[WORK REQUIRED]: Below are some entries. Copy each line in them that holds "photo".

[SOURCE INFORMATION]:

=== Begin Enclosure ===

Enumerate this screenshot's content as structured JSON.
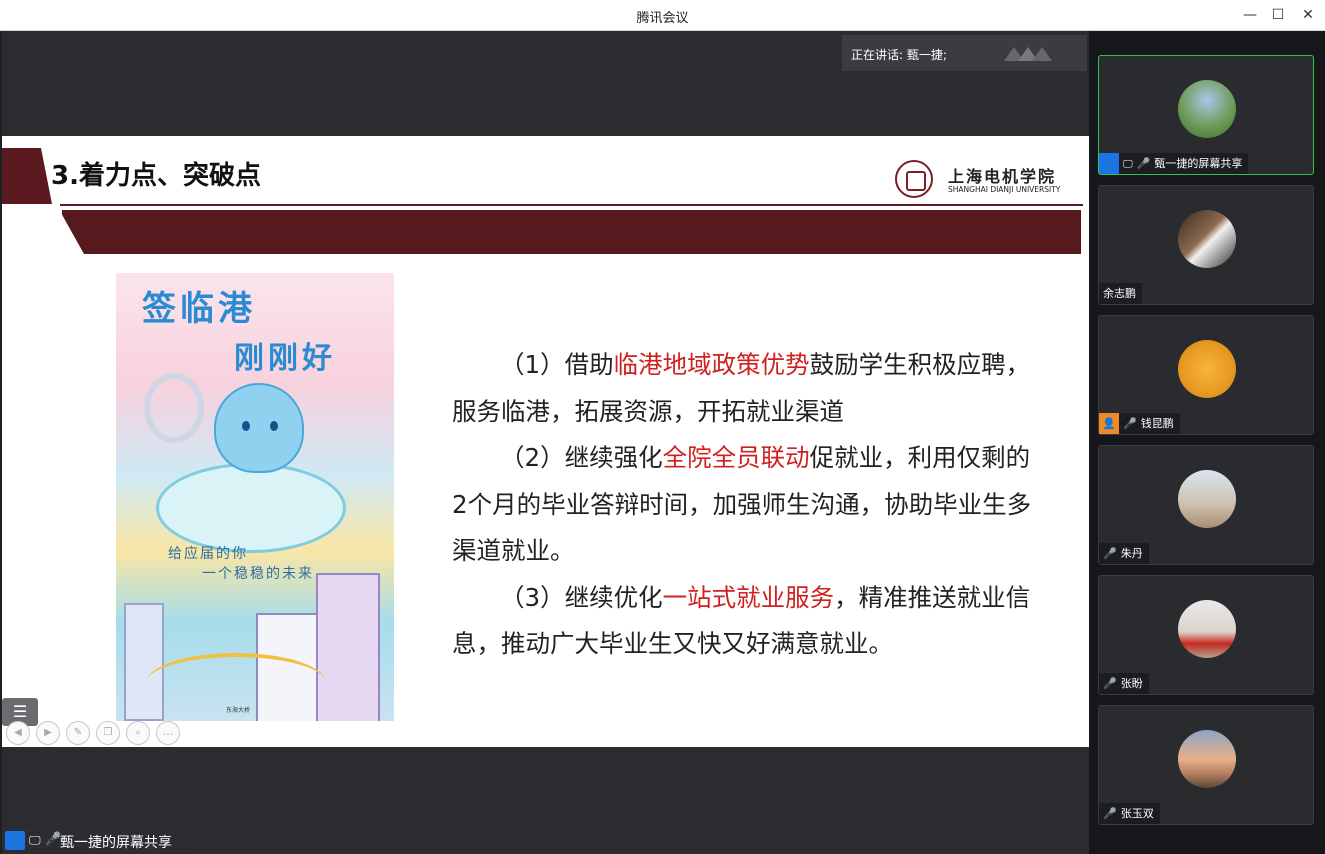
{
  "window": {
    "title": "腾讯会议"
  },
  "speaker": {
    "text": "正在讲话: 甄一捷;"
  },
  "slide": {
    "title": "3.着力点、突破点",
    "university_cn": "上海电机学院",
    "university_en": "SHANGHAI DIANJI UNIVERSITY",
    "poster": {
      "line1": "签临港",
      "line2": "刚刚好",
      "hand1": "给应届的你",
      "hand2": "一个稳稳的未来",
      "plate": "东海大桥"
    },
    "paragraphs": [
      {
        "pre": "（1）借助",
        "red": "临港地域政策优势",
        "post": "鼓励学生积极应聘，服务临港，拓展资源，开拓就业渠道"
      },
      {
        "pre": "（2）继续强化",
        "red": "全院全员联动",
        "post": "促就业，利用仅剩的2个月的毕业答辩时间，加强师生沟通，协助毕业生多渠道就业。"
      },
      {
        "pre": "（3）继续优化",
        "red": "一站式就业服务",
        "post": "，精准推送就业信息，推动广大毕业生又快又好满意就业。"
      }
    ]
  },
  "share_badge": {
    "label": "甄一捷的屏幕共享"
  },
  "participants": [
    {
      "name": "甄一捷的屏幕共享",
      "active": true,
      "host": true,
      "sharing": true,
      "mic": "on",
      "avatar": "landscape-photo"
    },
    {
      "name": "余志鹏",
      "mic": "none",
      "avatar": "piano-photo"
    },
    {
      "name": "钱昆鹏",
      "host_orange": true,
      "mic": "off",
      "avatar": "cartoon-face"
    },
    {
      "name": "朱丹",
      "mic": "off",
      "avatar": "portrait-photo"
    },
    {
      "name": "张盼",
      "mic": "off",
      "avatar": "red-dress-photo"
    },
    {
      "name": "张玉双",
      "mic": "off",
      "avatar": "sunset-photo"
    }
  ],
  "colors": {
    "accent": "#55191e",
    "highlight": "#d02020",
    "active_border": "#35c248",
    "host_blue": "#1a73e8"
  }
}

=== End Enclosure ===

[OUTPUT BELOW]:
      "avatar": "landscape-photo"
      "avatar": "piano-photo"
      "avatar": "portrait-photo"
      "avatar": "red-dress-photo"
      "avatar": "sunset-photo"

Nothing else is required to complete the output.